Directions for this task >>
Reproduce the data exactly; no word may be added or dropped.
--- Data Enclosed Below ---
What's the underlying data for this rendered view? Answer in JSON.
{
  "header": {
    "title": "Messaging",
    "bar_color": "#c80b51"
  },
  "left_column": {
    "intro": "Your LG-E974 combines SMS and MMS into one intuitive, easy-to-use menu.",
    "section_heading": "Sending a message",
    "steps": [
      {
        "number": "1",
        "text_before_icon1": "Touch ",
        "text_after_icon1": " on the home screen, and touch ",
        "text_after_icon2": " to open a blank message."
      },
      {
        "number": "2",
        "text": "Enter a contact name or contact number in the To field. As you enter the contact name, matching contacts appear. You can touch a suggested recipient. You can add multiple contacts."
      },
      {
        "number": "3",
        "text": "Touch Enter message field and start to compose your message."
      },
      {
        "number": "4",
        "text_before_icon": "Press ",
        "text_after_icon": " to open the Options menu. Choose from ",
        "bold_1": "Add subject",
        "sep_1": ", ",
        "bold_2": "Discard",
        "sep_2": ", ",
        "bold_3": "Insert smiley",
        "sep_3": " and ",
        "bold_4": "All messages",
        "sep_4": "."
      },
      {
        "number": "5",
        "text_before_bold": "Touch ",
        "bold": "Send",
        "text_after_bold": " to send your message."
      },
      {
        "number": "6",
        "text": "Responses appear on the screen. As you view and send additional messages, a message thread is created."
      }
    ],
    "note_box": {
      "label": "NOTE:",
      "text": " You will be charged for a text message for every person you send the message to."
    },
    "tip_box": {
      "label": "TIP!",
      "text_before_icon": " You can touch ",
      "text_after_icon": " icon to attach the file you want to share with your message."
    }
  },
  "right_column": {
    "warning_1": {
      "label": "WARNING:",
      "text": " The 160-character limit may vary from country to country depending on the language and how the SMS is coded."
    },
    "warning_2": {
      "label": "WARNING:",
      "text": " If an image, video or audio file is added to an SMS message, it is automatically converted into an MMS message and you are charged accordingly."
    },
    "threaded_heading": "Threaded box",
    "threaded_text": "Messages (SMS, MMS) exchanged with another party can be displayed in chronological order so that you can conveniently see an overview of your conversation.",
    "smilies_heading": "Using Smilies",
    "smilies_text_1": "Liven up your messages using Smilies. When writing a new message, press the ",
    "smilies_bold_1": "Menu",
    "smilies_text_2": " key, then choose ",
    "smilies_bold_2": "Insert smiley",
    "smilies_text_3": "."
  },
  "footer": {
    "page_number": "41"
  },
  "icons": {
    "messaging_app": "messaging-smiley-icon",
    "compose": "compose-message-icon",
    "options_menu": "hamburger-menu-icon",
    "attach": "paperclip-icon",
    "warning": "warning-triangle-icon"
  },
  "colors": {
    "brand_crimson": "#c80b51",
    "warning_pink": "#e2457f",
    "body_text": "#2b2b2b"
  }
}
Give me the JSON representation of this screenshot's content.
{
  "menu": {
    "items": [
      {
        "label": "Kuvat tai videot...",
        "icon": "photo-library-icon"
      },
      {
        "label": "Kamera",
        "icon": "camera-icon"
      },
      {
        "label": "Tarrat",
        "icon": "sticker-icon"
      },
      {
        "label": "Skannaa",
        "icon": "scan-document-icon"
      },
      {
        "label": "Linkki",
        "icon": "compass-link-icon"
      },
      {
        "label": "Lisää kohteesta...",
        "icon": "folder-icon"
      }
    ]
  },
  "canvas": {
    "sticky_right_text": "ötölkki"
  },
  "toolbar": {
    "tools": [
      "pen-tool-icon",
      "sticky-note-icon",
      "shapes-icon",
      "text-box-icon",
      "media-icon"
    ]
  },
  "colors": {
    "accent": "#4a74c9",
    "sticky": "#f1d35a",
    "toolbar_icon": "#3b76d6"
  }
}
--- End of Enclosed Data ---
Answer for the task >>
What's the underlying data for this rendered view? Answer in JSON.
{
  "header": {
    "title": "Messaging",
    "bar_color": "#c80b51"
  },
  "left_column": {
    "intro": "Your LG-E974 combines SMS and MMS into one intuitive, easy-to-use menu.",
    "section_heading": "Sending a message",
    "steps": [
      {
        "number": "1",
        "text_before_icon1": "Touch ",
        "text_after_icon1": " on the home screen, and touch ",
        "text_after_icon2": " to open a blank message."
      },
      {
        "number": "2",
        "text": "Enter a contact name or contact number in the To field. As you enter the contact name, matching contacts appear. You can touch a suggested recipient. You can add multiple contacts."
      },
      {
        "number": "3",
        "text": "Touch Enter message field and start to compose your message."
      },
      {
        "number": "4",
        "text_before_icon": "Press ",
        "text_after_icon": " to open the Options menu. Choose from ",
        "bold_1": "Add subject",
        "sep_1": ", ",
        "bold_2": "Discard",
        "sep_2": ", ",
        "bold_3": "Insert smiley",
        "sep_3": " and ",
        "bold_4": "All messages",
        "sep_4": "."
      },
      {
        "number": "5",
        "text_before_bold": "Touch ",
        "bold": "Send",
        "text_after_bold": " to send your message."
      },
      {
        "number": "6",
        "text": "Responses appear on the screen. As you view and send additional messages, a message thread is created."
      }
    ],
    "note_box": {
      "label": "NOTE:",
      "text": " You will be charged for a text message for every person you send the message to."
    },
    "tip_box": {
      "label": "TIP!",
      "text_before_icon": " You can touch ",
      "text_after_icon": " icon to attach the file you want to share with your message."
    }
  },
  "right_column": {
    "warning_1": {
      "label": "WARNING:",
      "text": " The 160-character limit may vary from country to country depending on the language and how the SMS is coded."
    },
    "warning_2": {
      "label": "WARNING:",
      "text": " If an image, video or audio file is added to an SMS message, it is automatically converted into an MMS message and you are charged accordingly."
    },
    "threaded_heading": "Threaded box",
    "threaded_text": "Messages (SMS, MMS) exchanged with another party can be displayed in chronological order so that you can conveniently see an overview of your conversation.",
    "smilies_heading": "Using Smilies",
    "smilies_text_1": "Liven up your messages using Smilies. When writing a new message, press the ",
    "smilies_bold_1": "Menu",
    "smilies_text_2": " key, then choose ",
    "smilies_bold_2": "Insert smiley",
    "smilies_text_3": "."
  },
  "footer": {
    "page_number": "41"
  },
  "icons": {
    "messaging_app": "messaging-smiley-icon",
    "compose": "compose-message-icon",
    "options_menu": "hamburger-menu-icon",
    "attach": "paperclip-icon",
    "warning": "warning-triangle-icon"
  },
  "colors": {
    "brand_crimson": "#c80b51",
    "warning_pink": "#e2457f",
    "body_text": "#2b2b2b"
  }
}
Give me the JSON representation of this screenshot's content.
{
  "menu": {
    "items": [
      {
        "label": "Kuvat tai videot...",
        "icon": "photo-library-icon"
      },
      {
        "label": "Kamera",
        "icon": "camera-icon"
      },
      {
        "label": "Tarrat",
        "icon": "sticker-icon"
      },
      {
        "label": "Skannaa",
        "icon": "scan-document-icon"
      },
      {
        "label": "Linkki",
        "icon": "compass-link-icon"
      },
      {
        "label": "Lisää kohteesta...",
        "icon": "folder-icon"
      }
    ]
  },
  "canvas": {
    "sticky_right_text": "ötölkki"
  },
  "toolbar": {
    "tools": [
      "pen-tool-icon",
      "sticky-note-icon",
      "shapes-icon",
      "text-box-icon",
      "media-icon"
    ]
  },
  "colors": {
    "accent": "#4a74c9",
    "sticky": "#f1d35a",
    "toolbar_icon": "#3b76d6"
  }
}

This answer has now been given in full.